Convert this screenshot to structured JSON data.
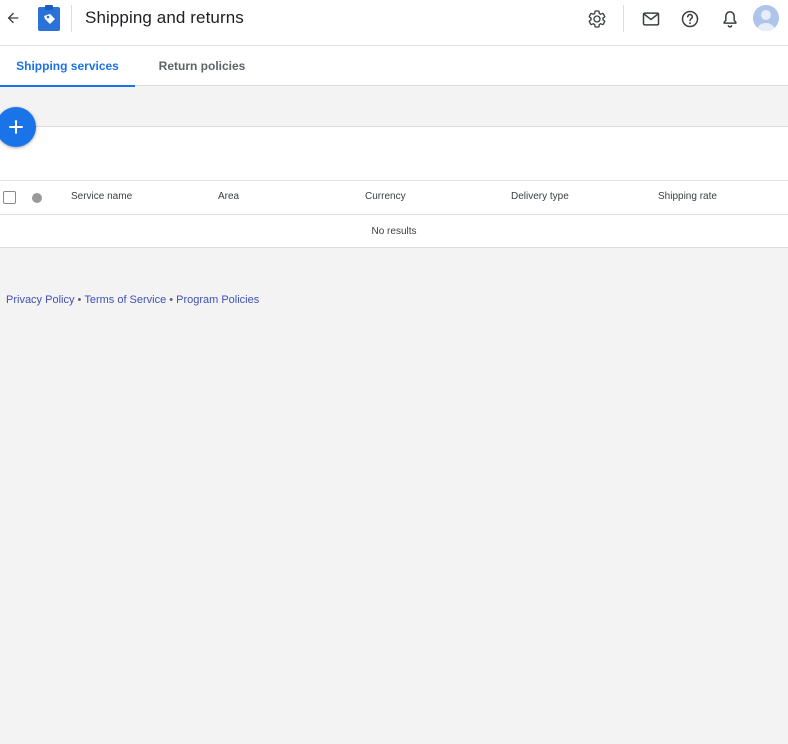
{
  "header": {
    "title": "Shipping and returns",
    "icons": [
      "arrow-back-icon",
      "merchant-tag-logo",
      "settings-gear-icon",
      "mail-icon",
      "help-icon",
      "notifications-bell-icon",
      "account-avatar"
    ],
    "accent_color": "#1a73e8"
  },
  "tabs": [
    {
      "label": "Shipping services",
      "selected": true
    },
    {
      "label": "Return policies",
      "selected": false
    }
  ],
  "table": {
    "columns": [
      "Service name",
      "Area",
      "Currency",
      "Delivery type",
      "Shipping rate"
    ],
    "empty_text": "No results"
  },
  "footer": {
    "links": [
      "Privacy Policy",
      "Terms of Service",
      "Program Policies"
    ],
    "separator": "•"
  }
}
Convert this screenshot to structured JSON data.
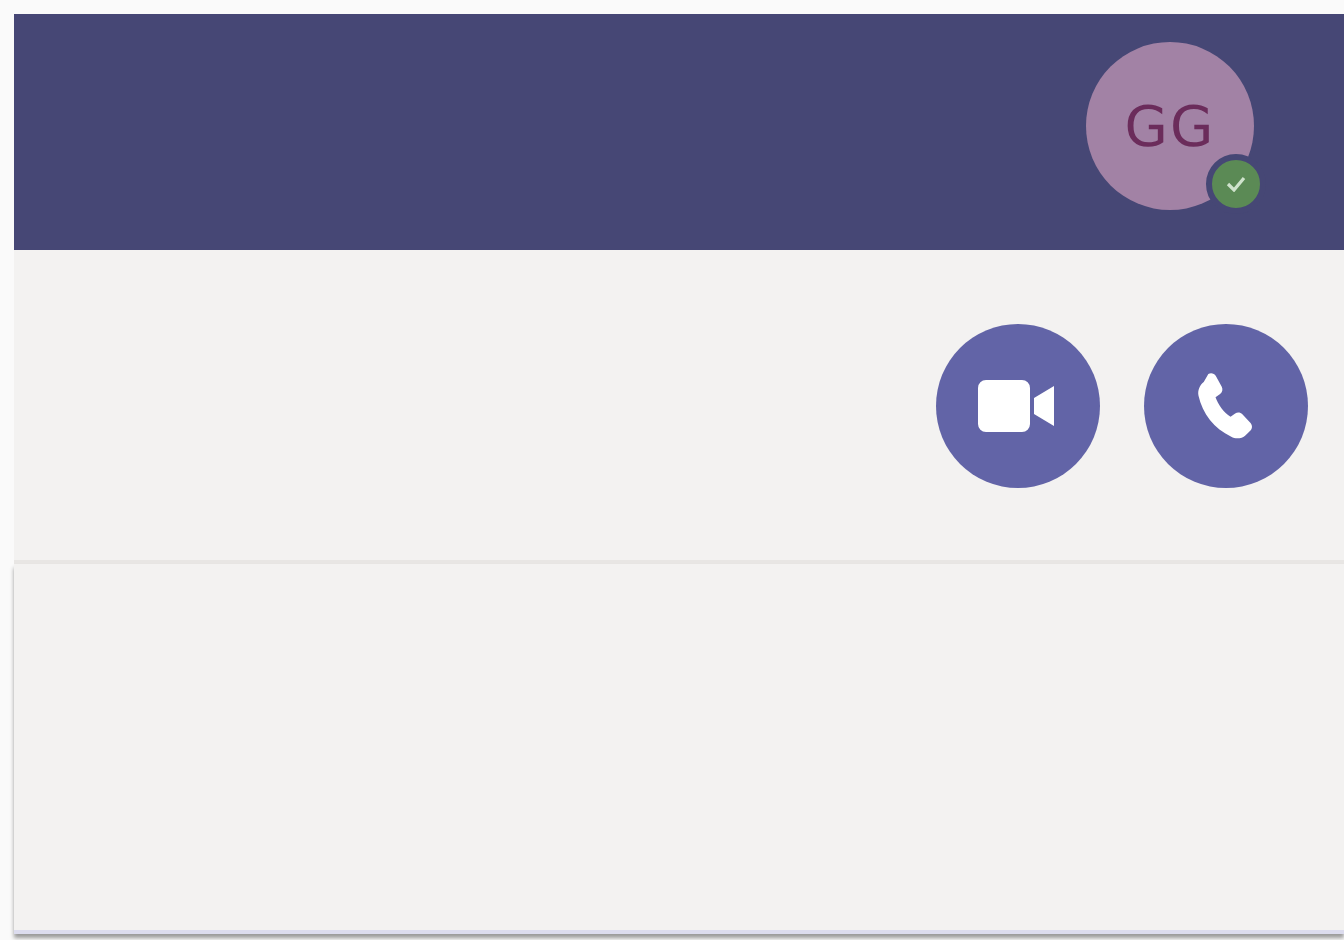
{
  "header": {
    "avatar": {
      "initials": "GG",
      "available": true
    }
  },
  "call_buttons": [
    {
      "kind": "video"
    },
    {
      "kind": "audio"
    }
  ]
}
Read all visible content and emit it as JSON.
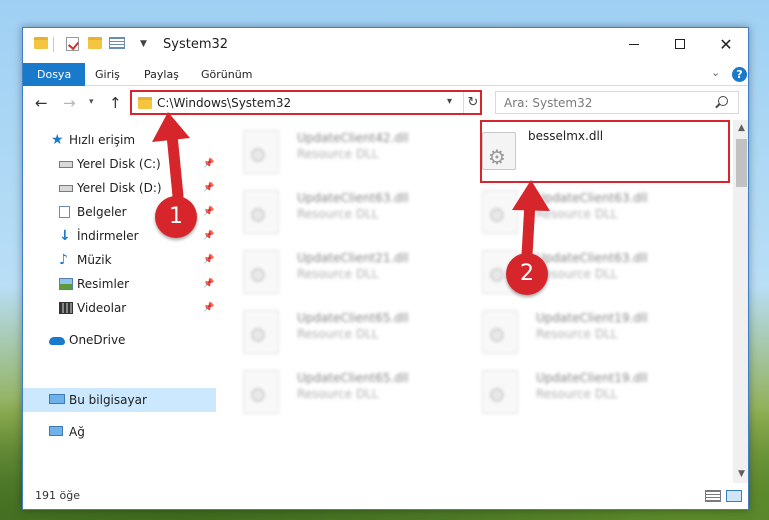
{
  "window": {
    "title": "System32",
    "controls": {
      "minimize": "—",
      "maximize": "☐",
      "close": "✕"
    }
  },
  "ribbon": {
    "tabs": [
      "Dosya",
      "Giriş",
      "Paylaş",
      "Görünüm"
    ],
    "collapse_icon": "chevron-down-icon",
    "help": "?"
  },
  "address_bar": {
    "path": "C:\\Windows\\System32",
    "dropdown": "⌄",
    "refresh": "↻"
  },
  "nav_buttons": {
    "back": "←",
    "forward": "→",
    "recent": "⌄",
    "up": "↑"
  },
  "search": {
    "placeholder": "Ara: System32"
  },
  "nav_pane": {
    "items": [
      {
        "label": "Hızlı erişim",
        "icon": "star-icon",
        "pinned": false
      },
      {
        "label": "Yerel Disk (C:)",
        "icon": "drive-icon",
        "pinned": true
      },
      {
        "label": "Yerel Disk (D:)",
        "icon": "drive-icon",
        "pinned": true
      },
      {
        "label": "Belgeler",
        "icon": "documents-icon",
        "pinned": true
      },
      {
        "label": "İndirmeler",
        "icon": "downloads-icon",
        "pinned": true
      },
      {
        "label": "Müzik",
        "icon": "music-icon",
        "pinned": true
      },
      {
        "label": "Resimler",
        "icon": "pictures-icon",
        "pinned": true
      },
      {
        "label": "Videolar",
        "icon": "videos-icon",
        "pinned": true
      },
      {
        "label": "OneDrive",
        "icon": "cloud-icon",
        "pinned": false
      },
      {
        "label": "Bu bilgisayar",
        "icon": "computer-icon",
        "pinned": false,
        "selected": true
      },
      {
        "label": "Ağ",
        "icon": "network-icon",
        "pinned": false
      }
    ],
    "pin_glyph": "📌"
  },
  "files": {
    "highlighted": {
      "name": "besselmx.dll",
      "type": ""
    },
    "left_column": [
      {
        "name": "UpdateClient42.dll",
        "type": "Resource DLL"
      },
      {
        "name": "UpdateClient63.dll",
        "type": "Resource DLL"
      },
      {
        "name": "UpdateClient21.dll",
        "type": "Resource DLL"
      },
      {
        "name": "UpdateClient65.dll",
        "type": "Resource DLL"
      },
      {
        "name": "UpdateClient65.dll",
        "type": "Resource DLL"
      }
    ],
    "right_column": [
      {
        "name": "UpdateClient63.dll",
        "type": "Resource DLL"
      },
      {
        "name": "UpdateClient63.dll",
        "type": "Resource DLL"
      },
      {
        "name": "UpdateClient19.dll",
        "type": "Resource DLL"
      },
      {
        "name": "UpdateClient19.dll",
        "type": "Resource DLL"
      }
    ]
  },
  "status_bar": {
    "item_count": "191 öğe"
  },
  "annotations": {
    "step1": "1",
    "step2": "2",
    "color": "#d6262c"
  }
}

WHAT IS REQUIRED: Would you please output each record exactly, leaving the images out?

TASK ANSWER:
Convert this screenshot to structured JSON data.
{
  "header": {
    "title": "Shipping and returns",
    "icons": [
      "arrow-back-icon",
      "merchant-tag-logo",
      "settings-gear-icon",
      "mail-icon",
      "help-icon",
      "notifications-bell-icon",
      "account-avatar"
    ],
    "accent_color": "#1a73e8"
  },
  "tabs": [
    {
      "label": "Shipping services",
      "selected": true
    },
    {
      "label": "Return policies",
      "selected": false
    }
  ],
  "table": {
    "columns": [
      "Service name",
      "Area",
      "Currency",
      "Delivery type",
      "Shipping rate"
    ],
    "empty_text": "No results"
  },
  "footer": {
    "links": [
      "Privacy Policy",
      "Terms of Service",
      "Program Policies"
    ],
    "separator": "•"
  }
}
Convert this screenshot to structured JSON data.
{
  "header": {
    "avatar": {
      "initials": "GG",
      "available": true
    }
  },
  "call_buttons": [
    {
      "kind": "video"
    },
    {
      "kind": "audio"
    }
  ]
}
Read all visible content and emit it as JSON.
{
  "window": {
    "title": "System32",
    "controls": {
      "minimize": "—",
      "maximize": "☐",
      "close": "✕"
    }
  },
  "ribbon": {
    "tabs": [
      "Dosya",
      "Giriş",
      "Paylaş",
      "Görünüm"
    ],
    "collapse_icon": "chevron-down-icon",
    "help": "?"
  },
  "address_bar": {
    "path": "C:\\Windows\\System32",
    "dropdown": "⌄",
    "refresh": "↻"
  },
  "nav_buttons": {
    "back": "←",
    "forward": "→",
    "recent": "⌄",
    "up": "↑"
  },
  "search": {
    "placeholder": "Ara: System32"
  },
  "nav_pane": {
    "items": [
      {
        "label": "Hızlı erişim",
        "icon": "star-icon",
        "pinned": false
      },
      {
        "label": "Yerel Disk (C:)",
        "icon": "drive-icon",
        "pinned": true
      },
      {
        "label": "Yerel Disk (D:)",
        "icon": "drive-icon",
        "pinned": true
      },
      {
        "label": "Belgeler",
        "icon": "documents-icon",
        "pinned": true
      },
      {
        "label": "İndirmeler",
        "icon": "downloads-icon",
        "pinned": true
      },
      {
        "label": "Müzik",
        "icon": "music-icon",
        "pinned": true
      },
      {
        "label": "Resimler",
        "icon": "pictures-icon",
        "pinned": true
      },
      {
        "label": "Videolar",
        "icon": "videos-icon",
        "pinned": true
      },
      {
        "label": "OneDrive",
        "icon": "cloud-icon",
        "pinned": false
      },
      {
        "label": "Bu bilgisayar",
        "icon": "computer-icon",
        "pinned": false,
        "selected": true
      },
      {
        "label": "Ağ",
        "icon": "network-icon",
        "pinned": false
      }
    ],
    "pin_glyph": "📌"
  },
  "files": {
    "highlighted": {
      "name": "besselmx.dll",
      "type": ""
    },
    "left_column": [
      {
        "name": "UpdateClient42.dll",
        "type": "Resource DLL"
      },
      {
        "name": "UpdateClient63.dll",
        "type": "Resource DLL"
      },
      {
        "name": "UpdateClient21.dll",
        "type": "Resource DLL"
      },
      {
        "name": "UpdateClient65.dll",
        "type": "Resource DLL"
      },
      {
        "name": "UpdateClient65.dll",
        "type": "Resource DLL"
      }
    ],
    "right_column": [
      {
        "name": "UpdateClient63.dll",
        "type": "Resource DLL"
      },
      {
        "name": "UpdateClient63.dll",
        "type": "Resource DLL"
      },
      {
        "name": "UpdateClient19.dll",
        "type": "Resource DLL"
      },
      {
        "name": "UpdateClient19.dll",
        "type": "Resource DLL"
      }
    ]
  },
  "status_bar": {
    "item_count": "191 öğe"
  },
  "annotations": {
    "step1": "1",
    "step2": "2",
    "color": "#d6262c"
  }
}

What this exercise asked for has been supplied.